> **RECORD EXTRACTS**:
-.-.-
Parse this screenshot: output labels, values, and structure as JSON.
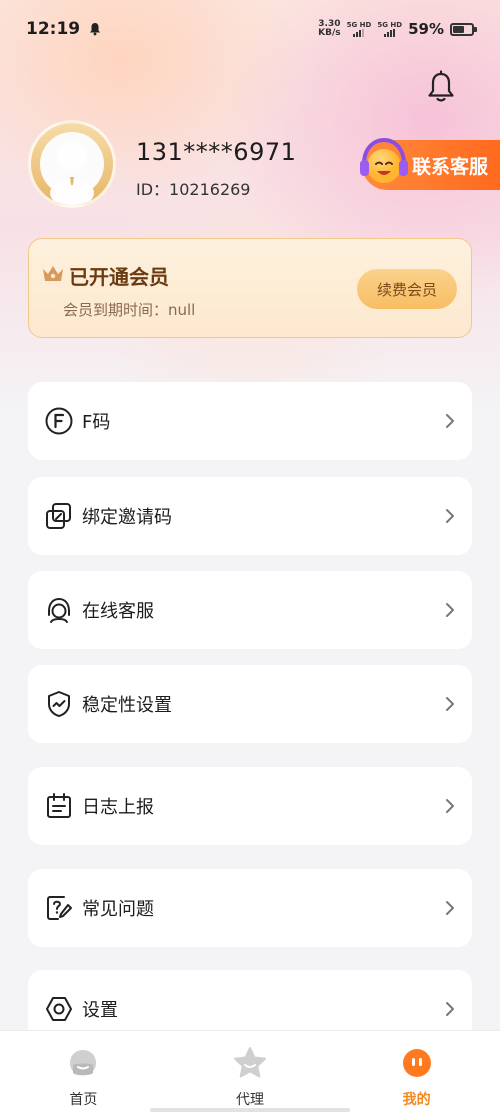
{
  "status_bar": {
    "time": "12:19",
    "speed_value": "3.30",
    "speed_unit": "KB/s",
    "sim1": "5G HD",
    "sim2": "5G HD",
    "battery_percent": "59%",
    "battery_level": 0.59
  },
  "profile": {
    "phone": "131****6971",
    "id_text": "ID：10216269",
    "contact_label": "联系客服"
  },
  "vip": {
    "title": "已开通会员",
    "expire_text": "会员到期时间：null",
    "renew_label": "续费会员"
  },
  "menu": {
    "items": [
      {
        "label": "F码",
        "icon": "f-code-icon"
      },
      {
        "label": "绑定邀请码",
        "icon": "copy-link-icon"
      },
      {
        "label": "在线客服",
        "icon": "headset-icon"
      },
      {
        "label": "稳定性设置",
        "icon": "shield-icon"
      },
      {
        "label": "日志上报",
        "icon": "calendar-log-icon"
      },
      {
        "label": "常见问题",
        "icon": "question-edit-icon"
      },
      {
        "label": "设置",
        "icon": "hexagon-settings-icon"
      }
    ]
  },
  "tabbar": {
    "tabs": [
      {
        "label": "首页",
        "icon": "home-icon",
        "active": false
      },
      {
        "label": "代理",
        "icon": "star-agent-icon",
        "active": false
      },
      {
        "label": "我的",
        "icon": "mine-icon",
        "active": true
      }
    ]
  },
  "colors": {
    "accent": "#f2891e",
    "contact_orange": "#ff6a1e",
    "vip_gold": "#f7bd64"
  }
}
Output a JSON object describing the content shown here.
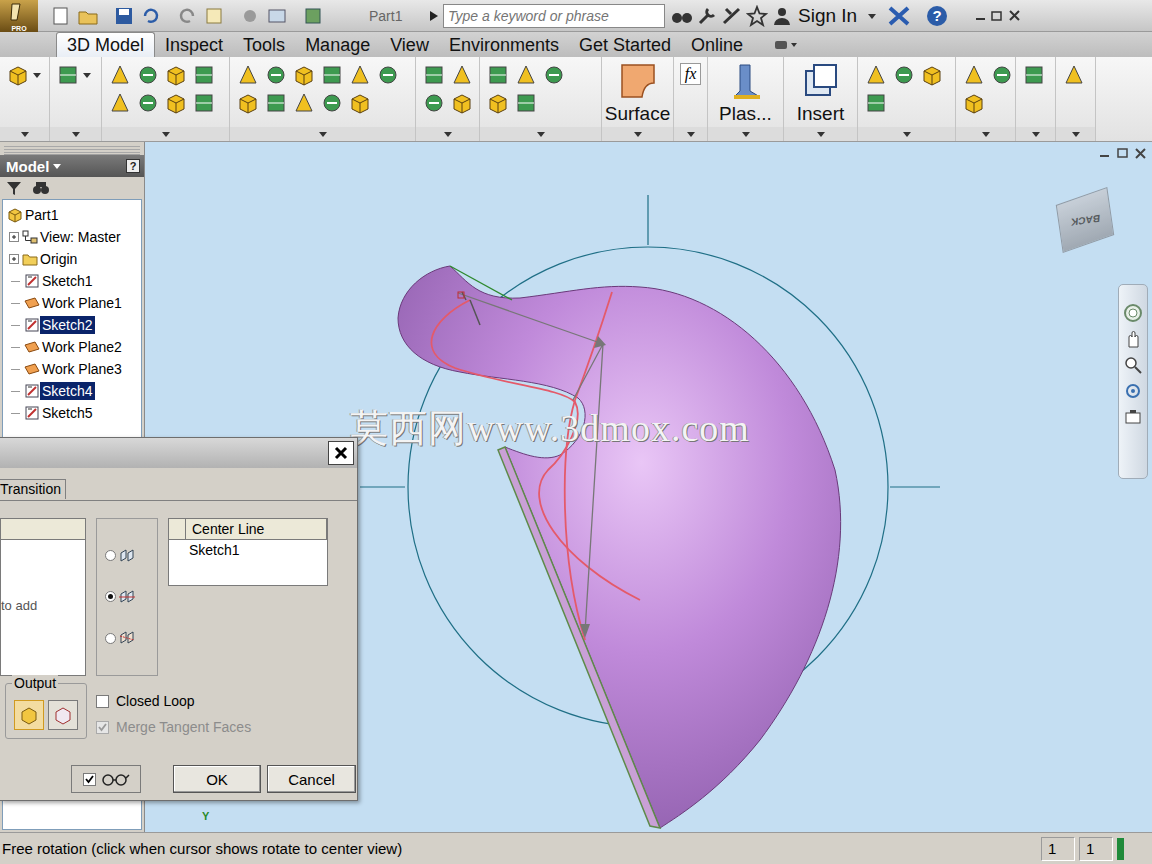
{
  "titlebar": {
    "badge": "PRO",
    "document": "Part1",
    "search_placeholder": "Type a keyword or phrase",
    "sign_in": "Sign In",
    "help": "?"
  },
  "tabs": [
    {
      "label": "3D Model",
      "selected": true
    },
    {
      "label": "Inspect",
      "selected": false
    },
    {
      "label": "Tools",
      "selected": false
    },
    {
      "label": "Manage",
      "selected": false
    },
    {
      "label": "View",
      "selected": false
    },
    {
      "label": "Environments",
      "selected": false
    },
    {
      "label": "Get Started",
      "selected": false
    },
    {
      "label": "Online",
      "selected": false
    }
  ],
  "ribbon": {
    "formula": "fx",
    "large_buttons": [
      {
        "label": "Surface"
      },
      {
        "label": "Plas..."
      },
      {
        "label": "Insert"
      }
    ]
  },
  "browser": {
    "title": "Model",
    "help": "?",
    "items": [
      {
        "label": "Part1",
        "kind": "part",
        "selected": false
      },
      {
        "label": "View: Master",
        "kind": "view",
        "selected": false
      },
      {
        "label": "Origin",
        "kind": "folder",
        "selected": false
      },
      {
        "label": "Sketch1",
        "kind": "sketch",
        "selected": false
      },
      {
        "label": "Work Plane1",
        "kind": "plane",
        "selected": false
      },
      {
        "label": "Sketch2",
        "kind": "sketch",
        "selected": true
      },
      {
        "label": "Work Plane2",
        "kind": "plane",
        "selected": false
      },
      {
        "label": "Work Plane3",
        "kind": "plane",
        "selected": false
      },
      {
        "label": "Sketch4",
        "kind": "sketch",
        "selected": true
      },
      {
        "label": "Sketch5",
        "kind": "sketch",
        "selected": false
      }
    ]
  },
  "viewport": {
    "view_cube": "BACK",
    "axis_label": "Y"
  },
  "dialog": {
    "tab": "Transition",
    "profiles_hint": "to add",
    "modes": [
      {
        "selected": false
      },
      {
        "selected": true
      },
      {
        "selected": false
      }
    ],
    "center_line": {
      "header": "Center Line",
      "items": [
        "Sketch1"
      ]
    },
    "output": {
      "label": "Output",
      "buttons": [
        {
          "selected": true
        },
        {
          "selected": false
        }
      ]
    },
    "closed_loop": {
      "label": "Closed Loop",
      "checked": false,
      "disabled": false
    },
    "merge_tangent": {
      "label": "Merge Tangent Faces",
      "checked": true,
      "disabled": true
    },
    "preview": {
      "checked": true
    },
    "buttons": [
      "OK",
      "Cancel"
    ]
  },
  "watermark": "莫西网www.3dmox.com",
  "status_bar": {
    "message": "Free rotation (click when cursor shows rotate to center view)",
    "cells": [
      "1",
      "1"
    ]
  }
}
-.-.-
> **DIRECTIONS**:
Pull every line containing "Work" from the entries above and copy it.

> **SOLUTION TO THIS PROBLEM**:
        "label": "Work Plane1",
        "label": "Work Plane2",
        "label": "Work Plane3",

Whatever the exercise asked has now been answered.